For several years, Pinton has been trying to develop better ultrasound imaging techniques for tracking shear waves in living tissue. He’s been focused on the study of impact-induced shear waves, which jostle tissue with relatively slow, side-to-side forces, in contrast to the better-studied compression waves that travel in the direction of impact at the speed of sound.
Ultrasound imaging technology is already available for tracking shear waves in tissue but only relatively small and weak ones. Pinton and colleagues, with help from recent advances in a technology called ultrasound elastography, developed an ultrasound imaging device and data-processing algorithms to track the larger, more powerful shear waves that they and other researchers suspect cause tissue damage after head injuries.
For this study, UNC scientists used the brains of pigs, which had been previously euthanized during different lab experiments elsewhere. Pinton’s team found that impacts resulted in shear waves that sometimes bunched up and intensified deep within the brain tissue to form short-lived shock waves. Though the shock waves didn’t last long, they delivered almost ten times the tissue-ripping acceleration seen in the initial shear wave.
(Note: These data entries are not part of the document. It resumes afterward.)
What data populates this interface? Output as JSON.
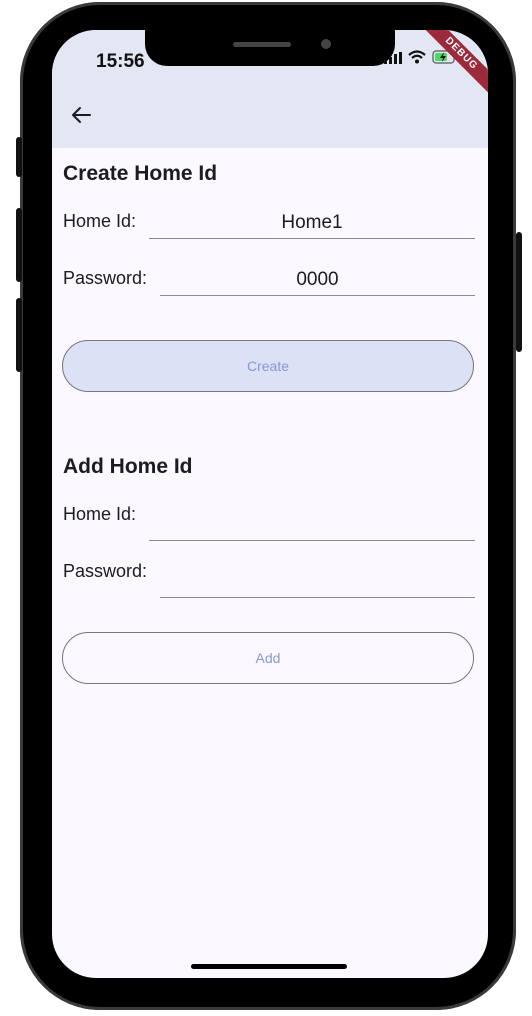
{
  "status_bar": {
    "time": "15:56",
    "debug_label": "DEBUG"
  },
  "colors": {
    "app_bar": "#e3e7f4",
    "background": "#fbf8ff",
    "button_fill_create": "#dde1f5",
    "button_text": "#8898d4",
    "debug_ribbon": "#9c2a3a"
  },
  "icons": {
    "back": "arrow-left-icon",
    "signal": "cellular-signal-icon",
    "wifi": "wifi-icon",
    "battery": "battery-charging-icon"
  },
  "create_section": {
    "title": "Create Home Id",
    "home_id_label": "Home Id:",
    "home_id_value": "Home1",
    "password_label": "Password:",
    "password_value": "0000",
    "button_label": "Create"
  },
  "add_section": {
    "title": "Add Home Id",
    "home_id_label": "Home Id:",
    "home_id_value": "",
    "password_label": "Password:",
    "password_value": "",
    "button_label": "Add"
  }
}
“It was surprising to us that this amplification of the wave acceleration was so strong, but it was very clear,” Pinton said. “And it’s also clear that we should be looking into these short shock waves as a potential source of brain damage. For instance, neurons subjected to a 40g wave front might be fine. But a 400g wave could destroy neurons.”
“G” stands for gravity. And “g-force” represents a change in an object’s velocity. When you slap someone on the back, that’s about 4g or 5g. When you jump three feet in the air and land with your legs stiff, that’s about 100g. But in that jump, your brain is not receiving the force.
Importantly, the brain is not attached to the skull. So, during a car collision or a big football hit, the brain accelerates extremely fast as it smacks against the skull, causing waves to propagate throughout brain. This can lead to injury and concussions. It’s been generally thought that concussions result from impacts of about 90g to 100g. But on-the-field measurements of head impacts challenge this assumption. Other researchers at UNC-Chapel Hill have studied hundreds of thousands of head impacts during football practices and games. Only a few of the players to experience 85g were concussed. But some players suffered concussions at only 60g. Why?
“We think that shear shock waves might explain this particular puzzle,” Pinton said. “It’s easier to form these waves in the brain with low frequency impacts – impacts that are sustained for longer periods. Differences in the frequencies of the impacts thus could explain the big differences in clinical outcomes.”
Pinton said shear shock waves might help explain other mysterious patterns of damage in head injury cases. Strong concussions, for example, often cause diffuse axonal injury, a seemingly random pattern of spots throughout the brain where neural wiring has been torn.
“The brain has a complicated geometry, and you can imagine a disorganized wave propagating through it so that in certain spots these shockwaves develop and subside, leaving behind damage in this otherwise inexplicable pattern,” Pinton said.
He notes that when shear shock waves reflect off the skull or structures within the brain, they can give rise to even more intense zones of acceleration nearby. Conceivably, that could explain other head injury-related findings such as the distinctive pattern of tau protein deposits in cases of chronic traumatic encephalopathy (CTE).
The next step for Pinton and his team is to try to connect the physics of shear shock waves to actual clinical injuries. The researchers are now working with a larger research group at UNC, which has put acceleration-measuring instruments in the helmets of UNC football players. When players sustain high g impacts and show concussion symptoms, Pinton and collaborators evaluate their MRIs.
“We’re trying to simulate how the shear shock waves formed in the brain of the athlete, to see if we can find a way to predict when these impacts will cause real harm,” he says.
The National Institutes of Health funded this research.